Campana studied kinesiology biomechanics at Penn State, then studied human prosthetics at Northwestern Medical School. Then a veterinarian brought her black lab to his office.
“She said, ‘My dog needs a prosthesis,” Campana said. “I kind of looked at her weird, because I never saw a dog with a prosthesis. (But( I got such joy and fulfillment out of it;.”
That was 17 years ago. He’s had 30,000 animal patients so far, a few of them complicated … especially because he doesn’t sedate them. An elephant in Botswana was “six tons and you’re just underneath him, trying to cast this leg, which takes about 100 roles of fiberglass.”
He tends to be cautious, “especially with horses; they want to kick.”
At first, he said, it might take him a week to make one artificial limb; now he can do it in 2-3 hours. It might cost $750, which is a lot … unless it’s an alternative to a $3,000 surgery.
About four-fifths of his cases are long-distance. Campana will mail a casting kit and (when he gets that back) make the prosthesis, mailing it with instructions.
But some people come to his headquarters in Sterling, Ky. And occasionally, he’ll travel for special cases, including two Thai elephants whose legs were shattered by land mines.
This makes for a busy workday. “I have legs all over the place,” he said, and more – “little cranial caps for chihuahuas, cow legs, custom carts …”
Still, he’d prefer more personal contact. The show has him go to customers with his mobile limb lab and his dog Henry. “He’s not only a little, squishy, cuddly guy,” Campana said. “He’s a true helper, kind of a theraphy dog to get these animals really excited and really used to these prosthetics.”
Words like “squishy” and “cuddly” fit “Wizard of Paws.” It’s “another feel-good show,” Juriansz said, in a network that wants you to be feeling fine.
BYUtv is on cable, oln satellite and online (www.byutv.org). It occasionally reflects the fact that it’s at a Mormon university in Utah, especially with a surge of Christmastime specials.
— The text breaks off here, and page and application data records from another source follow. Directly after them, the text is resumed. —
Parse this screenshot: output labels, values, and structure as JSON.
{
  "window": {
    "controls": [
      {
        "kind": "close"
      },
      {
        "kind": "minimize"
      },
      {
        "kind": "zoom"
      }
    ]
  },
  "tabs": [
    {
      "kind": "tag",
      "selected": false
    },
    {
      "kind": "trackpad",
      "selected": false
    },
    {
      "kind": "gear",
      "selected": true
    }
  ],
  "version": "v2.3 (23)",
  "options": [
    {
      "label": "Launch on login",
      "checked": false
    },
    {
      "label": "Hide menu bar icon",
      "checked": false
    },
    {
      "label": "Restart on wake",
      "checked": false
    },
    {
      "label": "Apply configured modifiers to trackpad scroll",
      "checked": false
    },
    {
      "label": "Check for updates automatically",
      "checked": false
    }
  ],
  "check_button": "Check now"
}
But more often, it simply offers a 1950s-style blend of reruns, movies, new comedies, an Australian drama and reality.
“I’m not Mormon, “ Campana said, “but … I’m just so happy BYUtv reacehd out to me.”